Groening is as heavily involved in the animation process as he is in the writing and production. “My style is not that easy to emulate,” he says. “And we had a rocky beginning, trying to draw the characters the way I designed them. It’s very hard for people who devoted themselves to animated cartoons to break the habit of cuteness. My characters are anti-cute.”
The final step before the material gets sent across the Pacific Ocean is an animatic of the episode, a filming of the layout drawings that gives a rudimentary sense of how the show will move. There’s no color and the movements are, at best, jerky, but the animatic gives the producers a chance to see how the drawings and voices work together.
“It gives the producers a chance to say, ‘Maybe we need a close-up here,’ things like that,” Silverman says. “It’s a real luxury. As far as I know, no one else does this in TV animation.”
It takes the Klasky-Csupo animation staff 12 to 14 weeks to complete the storyboards, layouts, backgrounds, and animatics that are sent to Korea. It’s six weeks more before the finished animation comes back. By the time Simon, Brooks, and Groening get their first real look at the show, the air date is less than three weeks away. And there’s lots of work still to be done.
“This is my favorite part,” Groening says. “It’s like going to a free concert.”
He’s sitting in the control room at Fox’s Sound Stage No. 1, listening to a 38-piece orchestra lay down the soundtrack for that week’s episode. In a week that began with meetings and rewrite sessions, and would end with tedious hours going over sound effects and last-minute edits, here was an island of bliss.
Groening had no idea when he took the job that he’d be working 12-hour days, six-day weeks, immersed in this odd world. He still produces his “Life in Hell” strip, but admits he never gets to work on it until after midnight. “But I never used to work on it until then anyway,” he says. “The difference was that I got to sleep in the next day.

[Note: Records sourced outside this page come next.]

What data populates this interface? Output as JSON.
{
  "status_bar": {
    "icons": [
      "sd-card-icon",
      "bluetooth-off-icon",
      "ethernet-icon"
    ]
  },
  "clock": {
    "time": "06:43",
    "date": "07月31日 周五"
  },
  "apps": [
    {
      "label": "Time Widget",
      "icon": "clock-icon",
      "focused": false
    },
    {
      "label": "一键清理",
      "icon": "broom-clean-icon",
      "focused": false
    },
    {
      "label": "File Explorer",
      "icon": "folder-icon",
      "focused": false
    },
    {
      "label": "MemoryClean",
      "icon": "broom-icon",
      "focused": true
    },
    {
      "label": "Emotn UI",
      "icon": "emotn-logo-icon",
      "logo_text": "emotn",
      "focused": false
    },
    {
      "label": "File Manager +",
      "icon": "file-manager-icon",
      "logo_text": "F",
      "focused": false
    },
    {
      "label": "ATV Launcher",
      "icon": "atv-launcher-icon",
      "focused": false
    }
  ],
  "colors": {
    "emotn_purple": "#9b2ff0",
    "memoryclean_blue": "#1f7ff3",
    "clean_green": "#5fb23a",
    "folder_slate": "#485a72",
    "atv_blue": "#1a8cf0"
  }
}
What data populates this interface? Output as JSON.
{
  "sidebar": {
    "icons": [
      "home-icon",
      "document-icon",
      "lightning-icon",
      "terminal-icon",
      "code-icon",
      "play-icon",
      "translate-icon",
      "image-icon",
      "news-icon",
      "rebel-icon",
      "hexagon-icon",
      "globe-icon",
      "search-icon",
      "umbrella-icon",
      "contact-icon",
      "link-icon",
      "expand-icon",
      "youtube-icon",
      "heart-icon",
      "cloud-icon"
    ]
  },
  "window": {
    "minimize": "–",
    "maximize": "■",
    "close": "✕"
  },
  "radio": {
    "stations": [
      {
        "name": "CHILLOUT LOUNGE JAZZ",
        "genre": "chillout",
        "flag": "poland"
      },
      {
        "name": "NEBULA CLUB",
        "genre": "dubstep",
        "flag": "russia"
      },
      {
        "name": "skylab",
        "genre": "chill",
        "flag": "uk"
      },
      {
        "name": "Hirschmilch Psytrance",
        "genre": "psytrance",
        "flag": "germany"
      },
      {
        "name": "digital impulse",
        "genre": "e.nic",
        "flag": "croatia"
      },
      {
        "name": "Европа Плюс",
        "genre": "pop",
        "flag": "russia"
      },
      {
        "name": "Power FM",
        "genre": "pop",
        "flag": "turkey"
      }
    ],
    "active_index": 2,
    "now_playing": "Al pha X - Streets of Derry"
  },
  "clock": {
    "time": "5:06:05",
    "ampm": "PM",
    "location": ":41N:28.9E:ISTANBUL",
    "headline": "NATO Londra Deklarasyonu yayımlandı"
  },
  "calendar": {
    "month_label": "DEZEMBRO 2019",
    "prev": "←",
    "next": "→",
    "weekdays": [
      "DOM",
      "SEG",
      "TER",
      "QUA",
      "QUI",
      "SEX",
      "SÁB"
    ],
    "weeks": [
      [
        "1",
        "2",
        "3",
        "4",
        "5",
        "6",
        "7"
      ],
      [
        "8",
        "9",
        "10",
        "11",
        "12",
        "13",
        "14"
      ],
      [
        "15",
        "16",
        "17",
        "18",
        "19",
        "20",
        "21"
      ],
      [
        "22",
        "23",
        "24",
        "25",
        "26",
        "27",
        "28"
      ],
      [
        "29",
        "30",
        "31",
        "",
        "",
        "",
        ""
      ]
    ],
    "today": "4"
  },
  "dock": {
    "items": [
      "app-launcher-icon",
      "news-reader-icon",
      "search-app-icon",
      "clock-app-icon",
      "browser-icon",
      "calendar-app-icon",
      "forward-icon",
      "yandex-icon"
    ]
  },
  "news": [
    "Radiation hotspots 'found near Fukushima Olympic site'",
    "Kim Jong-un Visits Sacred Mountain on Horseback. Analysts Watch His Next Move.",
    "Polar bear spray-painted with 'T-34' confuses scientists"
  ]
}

Now, I don’t.”
As Richard Gibbs conducts the orchestra, Groening is clearly impressed by the force and intricacy of the pieces being played, impressed even more that it is music for a show he created-but not so impressed that he doesn’t make suggestions.
“Could there be more of a flourish there,” Groening says to Gibbs, “something a little more majestic?”
“I guess I could be less involved,” Groening says, “but this really is a blast. I love every aspect of it and the closer we are to the final product, the more fun it gets.”
He talks with pride about the details of the show, subtleties that most people probably wouldn’t notice. He knows there has never before been a cartoon TV show with a 38-piece orchestra, never been a show where scenes were rewritten after the animation process had begun, where actors were called back to re-cut dialogue, where people spend hours to get the right sound of a squealing tire or an angry mob.
Says Groening, happily, “We knew when we began that the kinds of things we were attempting were extremely ambitious, trying to make people forget they were watching a cartoon, really getting them caught up with the characters. And we’re succeeding.”